Strangely though, while West’s contribution technically is that good, it’s not actually the thing that makes this record. In fact, it gets in the way. It’s expertly handled, with hooks presented appropriately so that you don’t have to seek them out, and choruses to drag songs straight to the top of the charts without anyone even listening to them, but judge this record alongside anything else that West has produced, and it sounds weak. Judge it as a Kanye West production, and you’ll note that Mr. Hudson’s voice doesn’t stand up to the pomp of its backing tracks, and that the only time some of the songs come into their own is when Kanye takes a verse. Take lead single 'Supernova'; by the time West has completed a verse and chorus, Mr. Hudson sounds like a member of the entourage roped into the studio for a photo opportunity. As he sings himself on Knew We Were Trouble – “I’m just a boy from Birmingham, another imposter on a major label roster, how did I get here?”.
No, if you want to see this record for what it is, ignore the gloss, and look to the lyrics. A good lyricist illuminates a slice of their existence and shares it with the world, and in Ben Hudson’s lyrics we have a glimpse of what it’s like to be a vaguely posh Londoner, hovering around 30 and circling the edges of the it-crowd. It sounds a lonely existence, compounded by the thing that forms the heart of this record, which is clearly the end of a serious relationship. If you’re interested in people’s reactions to these things, then don’t overlook this album. Mr. Hudson’s notes on his break-up are so honest you’d call them generous. They’re sensitive, but tinged with the hardness of masculinity, as on 'White Lies', where he sings, “Sometimes good men do bad things, just as bad men can do good, tell me which way you like it.” He’s a good judge of how to set a scene as well. Take the opening of 'Knew We Were Trouble': "The way you look at me, could be in an old film in black and white, but you’re hair’s too short and your jeans are too tight", or 'Stiff Upper Lip', which starts, "now I’m walking back to my place, which is soon to be your place." It’s all much cleverer than it looks on first glance.
What’s also surprising, for a mainstream R&B album, is that the word ‘baby’ appears only once. Instead we have the idiosyncrasies of Ben Hudson’s songwriting and its unexpected rhyming scheme – a steadfast English voice honing in on details like stiff upper lips, slightly-too-tight jeans and broken family crockery.

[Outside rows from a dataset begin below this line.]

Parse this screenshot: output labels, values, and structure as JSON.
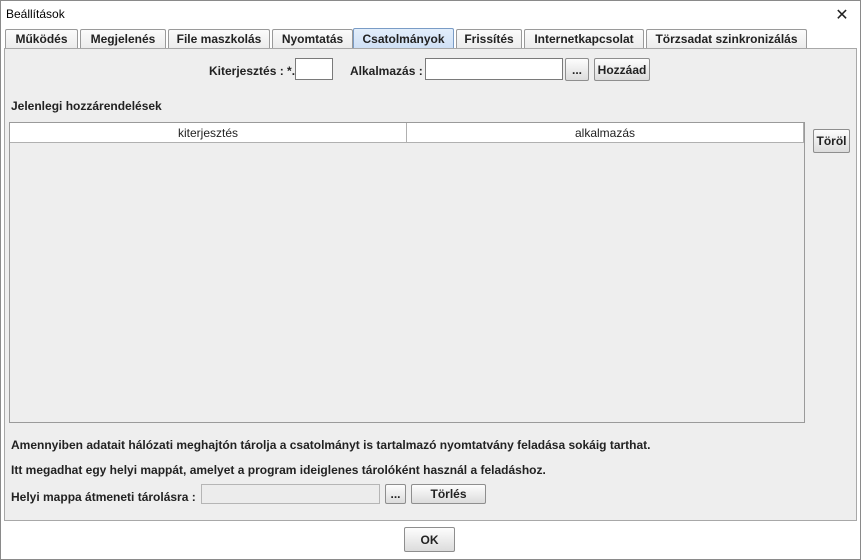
{
  "window": {
    "title": "Beállítások",
    "close_glyph": "✕"
  },
  "tabs": [
    {
      "label": "Működés",
      "active": false
    },
    {
      "label": "Megjelenés",
      "active": false
    },
    {
      "label": "File maszkolás",
      "active": false
    },
    {
      "label": "Nyomtatás",
      "active": false
    },
    {
      "label": "Csatolmányok",
      "active": true
    },
    {
      "label": "Frissítés",
      "active": false
    },
    {
      "label": "Internetkapcsolat",
      "active": false
    },
    {
      "label": "Törzsadat szinkronizálás",
      "active": false
    }
  ],
  "add_row": {
    "extension_label": "Kiterjesztés : *.",
    "extension_value": "",
    "application_label": "Alkalmazás :",
    "application_value": "",
    "browse_label": "...",
    "add_button": "Hozzáad"
  },
  "assignments": {
    "title": "Jelenlegi hozzárendelések",
    "columns": [
      "kiterjesztés",
      "alkalmazás"
    ],
    "rows": [],
    "delete_button": "Töröl"
  },
  "info": {
    "line1": "Amennyiben adatait hálózati meghajtón tárolja a csatolmányt is tartalmazó nyomtatvány feladása sokáig tarthat.",
    "line2": "Itt megadhat egy helyi mappát, amelyet a program ideiglenes tárolóként használ a feladáshoz."
  },
  "temp_folder": {
    "label": "Helyi mappa átmeneti tárolásra :",
    "value": "",
    "browse_label": "...",
    "clear_button": "Törlés"
  },
  "footer": {
    "ok_button": "OK"
  }
}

While others in his place would talk up the glamour of a high-flying life, he sings on 'Central Park' "I say 'I’m staying at the Hudson, I like to see my name above the door'". It’s a talent for smallness in spite of showy surroundings, an Englishness that’s as convincing as anything Jamie T, Mike Skinner or Lily Allen has produced, infiltrating the upper echelons of the American music establishment. And, ultimately, it’s this Englishness, rather than its American champion, that makes Straight No Chaser truly worth the effort.
8Ed Miller's Score